:: Your task ::
Print each of the records below, leaving every word as it is.

:: Exercise materials ::
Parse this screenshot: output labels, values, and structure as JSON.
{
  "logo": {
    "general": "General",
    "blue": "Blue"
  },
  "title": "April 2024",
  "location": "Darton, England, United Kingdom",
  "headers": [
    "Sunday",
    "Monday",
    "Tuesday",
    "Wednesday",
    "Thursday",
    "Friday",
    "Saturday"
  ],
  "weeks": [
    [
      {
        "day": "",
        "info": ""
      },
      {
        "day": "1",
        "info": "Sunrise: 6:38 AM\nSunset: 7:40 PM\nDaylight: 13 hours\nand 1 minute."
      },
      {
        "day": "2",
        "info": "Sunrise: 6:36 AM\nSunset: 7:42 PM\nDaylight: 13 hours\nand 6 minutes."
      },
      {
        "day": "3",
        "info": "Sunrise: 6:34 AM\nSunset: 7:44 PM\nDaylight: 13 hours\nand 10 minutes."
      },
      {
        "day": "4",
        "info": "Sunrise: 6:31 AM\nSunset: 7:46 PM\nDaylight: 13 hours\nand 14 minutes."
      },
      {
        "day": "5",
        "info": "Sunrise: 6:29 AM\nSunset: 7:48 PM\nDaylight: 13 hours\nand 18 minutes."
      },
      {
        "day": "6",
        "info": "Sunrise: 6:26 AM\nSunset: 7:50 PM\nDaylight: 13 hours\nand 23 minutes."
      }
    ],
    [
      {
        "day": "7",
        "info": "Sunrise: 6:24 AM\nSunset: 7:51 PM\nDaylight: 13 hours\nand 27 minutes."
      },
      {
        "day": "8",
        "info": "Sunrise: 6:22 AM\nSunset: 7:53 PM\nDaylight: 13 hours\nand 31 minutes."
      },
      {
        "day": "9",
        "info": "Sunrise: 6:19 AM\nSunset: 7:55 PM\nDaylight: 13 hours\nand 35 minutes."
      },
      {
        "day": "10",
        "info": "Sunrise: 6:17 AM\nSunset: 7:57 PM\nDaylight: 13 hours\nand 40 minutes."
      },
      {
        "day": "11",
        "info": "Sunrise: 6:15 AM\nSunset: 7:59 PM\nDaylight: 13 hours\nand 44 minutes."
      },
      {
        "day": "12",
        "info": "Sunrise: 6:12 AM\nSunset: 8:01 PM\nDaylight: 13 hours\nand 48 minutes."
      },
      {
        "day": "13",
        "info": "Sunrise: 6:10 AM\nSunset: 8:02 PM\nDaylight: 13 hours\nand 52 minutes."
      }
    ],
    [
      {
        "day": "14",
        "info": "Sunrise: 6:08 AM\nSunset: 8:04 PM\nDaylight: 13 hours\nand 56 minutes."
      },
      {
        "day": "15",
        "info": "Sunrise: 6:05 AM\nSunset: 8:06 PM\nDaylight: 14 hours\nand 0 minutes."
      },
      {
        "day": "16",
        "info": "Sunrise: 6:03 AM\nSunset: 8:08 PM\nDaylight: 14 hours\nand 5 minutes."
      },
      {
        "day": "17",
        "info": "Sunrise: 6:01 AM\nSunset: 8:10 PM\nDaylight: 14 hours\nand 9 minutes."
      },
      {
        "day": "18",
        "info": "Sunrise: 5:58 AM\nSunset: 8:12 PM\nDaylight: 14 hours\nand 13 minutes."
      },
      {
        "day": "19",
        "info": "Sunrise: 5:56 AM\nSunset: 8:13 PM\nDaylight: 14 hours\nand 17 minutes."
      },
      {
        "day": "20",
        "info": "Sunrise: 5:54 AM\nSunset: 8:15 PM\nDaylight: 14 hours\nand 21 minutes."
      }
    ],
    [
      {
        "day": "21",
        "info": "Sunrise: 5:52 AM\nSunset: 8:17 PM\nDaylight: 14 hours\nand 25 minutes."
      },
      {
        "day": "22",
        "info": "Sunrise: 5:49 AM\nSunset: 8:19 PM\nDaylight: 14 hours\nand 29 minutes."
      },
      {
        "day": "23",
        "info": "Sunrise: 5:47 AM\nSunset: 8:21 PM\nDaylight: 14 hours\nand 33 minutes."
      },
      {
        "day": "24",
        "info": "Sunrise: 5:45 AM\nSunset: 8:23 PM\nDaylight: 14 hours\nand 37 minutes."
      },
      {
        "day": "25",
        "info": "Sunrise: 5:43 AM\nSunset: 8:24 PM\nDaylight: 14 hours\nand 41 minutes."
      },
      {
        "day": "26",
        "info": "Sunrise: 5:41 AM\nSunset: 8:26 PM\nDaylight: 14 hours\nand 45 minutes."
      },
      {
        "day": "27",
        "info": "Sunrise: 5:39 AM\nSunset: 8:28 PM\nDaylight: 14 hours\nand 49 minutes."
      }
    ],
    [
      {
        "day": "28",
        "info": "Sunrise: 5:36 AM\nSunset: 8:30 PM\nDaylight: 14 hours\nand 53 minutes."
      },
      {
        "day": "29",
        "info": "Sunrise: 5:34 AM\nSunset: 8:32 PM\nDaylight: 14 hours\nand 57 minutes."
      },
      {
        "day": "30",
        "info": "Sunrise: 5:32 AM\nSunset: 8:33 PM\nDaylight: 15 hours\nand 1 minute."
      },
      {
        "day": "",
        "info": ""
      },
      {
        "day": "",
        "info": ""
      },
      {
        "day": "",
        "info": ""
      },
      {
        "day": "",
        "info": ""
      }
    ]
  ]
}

:: Solution to the exercise ::
Parse this screenshot: output labels, values, and structure as JSON.
{
  "logo": {
    "general": "General",
    "blue": "Blue"
  },
  "title": "April 2024",
  "location": "Darton, England, United Kingdom",
  "headers": [
    "Sunday",
    "Monday",
    "Tuesday",
    "Wednesday",
    "Thursday",
    "Friday",
    "Saturday"
  ],
  "weeks": [
    [
      {
        "day": "",
        "info": ""
      },
      {
        "day": "1",
        "info": "Sunrise: 6:38 AM\nSunset: 7:40 PM\nDaylight: 13 hours\nand 1 minute."
      },
      {
        "day": "2",
        "info": "Sunrise: 6:36 AM\nSunset: 7:42 PM\nDaylight: 13 hours\nand 6 minutes."
      },
      {
        "day": "3",
        "info": "Sunrise: 6:34 AM\nSunset: 7:44 PM\nDaylight: 13 hours\nand 10 minutes."
      },
      {
        "day": "4",
        "info": "Sunrise: 6:31 AM\nSunset: 7:46 PM\nDaylight: 13 hours\nand 14 minutes."
      },
      {
        "day": "5",
        "info": "Sunrise: 6:29 AM\nSunset: 7:48 PM\nDaylight: 13 hours\nand 18 minutes."
      },
      {
        "day": "6",
        "info": "Sunrise: 6:26 AM\nSunset: 7:50 PM\nDaylight: 13 hours\nand 23 minutes."
      }
    ],
    [
      {
        "day": "7",
        "info": "Sunrise: 6:24 AM\nSunset: 7:51 PM\nDaylight: 13 hours\nand 27 minutes."
      },
      {
        "day": "8",
        "info": "Sunrise: 6:22 AM\nSunset: 7:53 PM\nDaylight: 13 hours\nand 31 minutes."
      },
      {
        "day": "9",
        "info": "Sunrise: 6:19 AM\nSunset: 7:55 PM\nDaylight: 13 hours\nand 35 minutes."
      },
      {
        "day": "10",
        "info": "Sunrise: 6:17 AM\nSunset: 7:57 PM\nDaylight: 13 hours\nand 40 minutes."
      },
      {
        "day": "11",
        "info": "Sunrise: 6:15 AM\nSunset: 7:59 PM\nDaylight: 13 hours\nand 44 minutes."
      },
      {
        "day": "12",
        "info": "Sunrise: 6:12 AM\nSunset: 8:01 PM\nDaylight: 13 hours\nand 48 minutes."
      },
      {
        "day": "13",
        "info": "Sunrise: 6:10 AM\nSunset: 8:02 PM\nDaylight: 13 hours\nand 52 minutes."
      }
    ],
    [
      {
        "day": "14",
        "info": "Sunrise: 6:08 AM\nSunset: 8:04 PM\nDaylight: 13 hours\nand 56 minutes."
      },
      {
        "day": "15",
        "info": "Sunrise: 6:05 AM\nSunset: 8:06 PM\nDaylight: 14 hours\nand 0 minutes."
      },
      {
        "day": "16",
        "info": "Sunrise: 6:03 AM\nSunset: 8:08 PM\nDaylight: 14 hours\nand 5 minutes."
      },
      {
        "day": "17",
        "info": "Sunrise: 6:01 AM\nSunset: 8:10 PM\nDaylight: 14 hours\nand 9 minutes."
      },
      {
        "day": "18",
        "info": "Sunrise: 5:58 AM\nSunset: 8:12 PM\nDaylight: 14 hours\nand 13 minutes."
      },
      {
        "day": "19",
        "info": "Sunrise: 5:56 AM\nSunset: 8:13 PM\nDaylight: 14 hours\nand 17 minutes."
      },
      {
        "day": "20",
        "info": "Sunrise: 5:54 AM\nSunset: 8:15 PM\nDaylight: 14 hours\nand 21 minutes."
      }
    ],
    [
      {
        "day": "21",
        "info": "Sunrise: 5:52 AM\nSunset: 8:17 PM\nDaylight: 14 hours\nand 25 minutes."
      },
      {
        "day": "22",
        "info": "Sunrise: 5:49 AM\nSunset: 8:19 PM\nDaylight: 14 hours\nand 29 minutes."
      },
      {
        "day": "23",
        "info": "Sunrise: 5:47 AM\nSunset: 8:21 PM\nDaylight: 14 hours\nand 33 minutes."
      },
      {
        "day": "24",
        "info": "Sunrise: 5:45 AM\nSunset: 8:23 PM\nDaylight: 14 hours\nand 37 minutes."
      },
      {
        "day": "25",
        "info": "Sunrise: 5:43 AM\nSunset: 8:24 PM\nDaylight: 14 hours\nand 41 minutes."
      },
      {
        "day": "26",
        "info": "Sunrise: 5:41 AM\nSunset: 8:26 PM\nDaylight: 14 hours\nand 45 minutes."
      },
      {
        "day": "27",
        "info": "Sunrise: 5:39 AM\nSunset: 8:28 PM\nDaylight: 14 hours\nand 49 minutes."
      }
    ],
    [
      {
        "day": "28",
        "info": "Sunrise: 5:36 AM\nSunset: 8:30 PM\nDaylight: 14 hours\nand 53 minutes."
      },
      {
        "day": "29",
        "info": "Sunrise: 5:34 AM\nSunset: 8:32 PM\nDaylight: 14 hours\nand 57 minutes."
      },
      {
        "day": "30",
        "info": "Sunrise: 5:32 AM\nSunset: 8:33 PM\nDaylight: 15 hours\nand 1 minute."
      },
      {
        "day": "",
        "info": ""
      },
      {
        "day": "",
        "info": ""
      },
      {
        "day": "",
        "info": ""
      },
      {
        "day": "",
        "info": ""
      }
    ]
  ]
}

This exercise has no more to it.